## INSTRUCTIONS TO FOLLOW
Omit the images, then output each of the records below exactly.

## EXTRACTED DATA

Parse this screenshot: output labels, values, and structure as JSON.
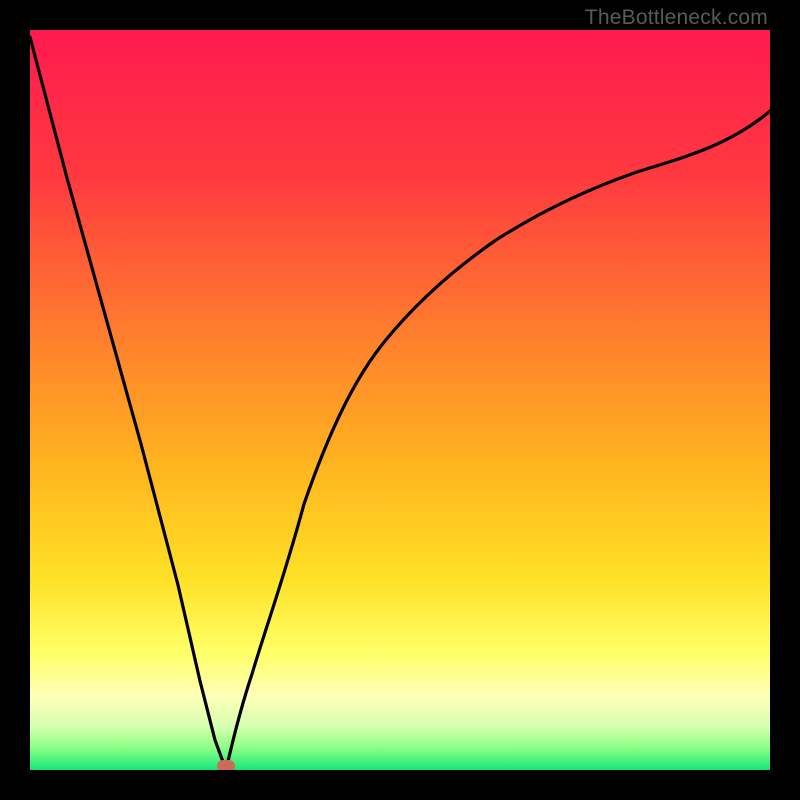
{
  "watermark": {
    "text": "TheBottleneck.com"
  },
  "colors": {
    "grad_top": "#ff1a4f",
    "grad_orange": "#ff7a2e",
    "grad_yellow": "#ffe026",
    "grad_paleyellow": "#ffffa4",
    "grad_lightgreen": "#9eff7c",
    "grad_green": "#17e67a",
    "curve": "#000000",
    "marker": "#cf6a57",
    "frame": "#000000"
  },
  "chart_data": {
    "type": "line",
    "title": "",
    "xlabel": "",
    "ylabel": "",
    "xlim": [
      0,
      100
    ],
    "ylim": [
      0,
      100
    ],
    "series": [
      {
        "name": "bottleneck-curve-left",
        "x": [
          0,
          5,
          10,
          15,
          20,
          23,
          25,
          26.5
        ],
        "values": [
          99,
          80,
          62,
          44,
          25,
          12,
          4,
          0
        ]
      },
      {
        "name": "bottleneck-curve-right",
        "x": [
          26.5,
          28,
          30,
          33,
          37,
          42,
          48,
          55,
          63,
          72,
          82,
          92,
          100
        ],
        "values": [
          0,
          5,
          13,
          24,
          36,
          48,
          58,
          67,
          74,
          80,
          84,
          87,
          89
        ]
      }
    ],
    "annotations": [
      {
        "name": "min-marker",
        "x": 26.5,
        "y": 0
      }
    ],
    "gradient_stops_pct": {
      "top_red": 0,
      "orange": 45,
      "yellow": 72,
      "pale_yellow": 87,
      "light_green": 95,
      "green": 100
    }
  }
}
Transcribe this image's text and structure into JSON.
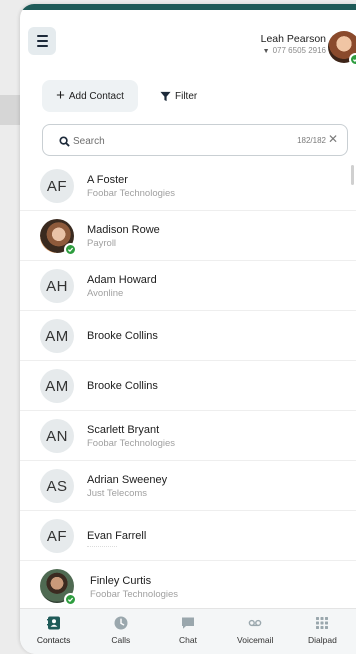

## FINISHED EXERCISE
Parse this screenshot: output labels, values, and structure as JSON.
{
  "watermark": {
    "text": "TheBottleneck.com"
  },
  "colors": {
    "grad_top": "#ff1a4f",
    "grad_orange": "#ff7a2e",
    "grad_yellow": "#ffe026",
    "grad_paleyellow": "#ffffa4",
    "grad_lightgreen": "#9eff7c",
    "grad_green": "#17e67a",
    "curve": "#000000",
    "marker": "#cf6a57",
    "frame": "#000000"
  },
  "chart_data": {
    "type": "line",
    "title": "",
    "xlabel": "",
    "ylabel": "",
    "xlim": [
      0,
      100
    ],
    "ylim": [
      0,
      100
    ],
    "series": [
      {
        "name": "bottleneck-curve-left",
        "x": [
          0,
          5,
          10,
          15,
          20,
          23,
          25,
          26.5
        ],
        "values": [
          99,
          80,
          62,
          44,
          25,
          12,
          4,
          0
        ]
      },
      {
        "name": "bottleneck-curve-right",
        "x": [
          26.5,
          28,
          30,
          33,
          37,
          42,
          48,
          55,
          63,
          72,
          82,
          92,
          100
        ],
        "values": [
          0,
          5,
          13,
          24,
          36,
          48,
          58,
          67,
          74,
          80,
          84,
          87,
          89
        ]
      }
    ],
    "annotations": [
      {
        "name": "min-marker",
        "x": 26.5,
        "y": 0
      }
    ],
    "gradient_stops_pct": {
      "top_red": 0,
      "orange": 45,
      "yellow": 72,
      "pale_yellow": 87,
      "light_green": 95,
      "green": 100
    }
  }
}
Transcribe this image's text and structure into JSON.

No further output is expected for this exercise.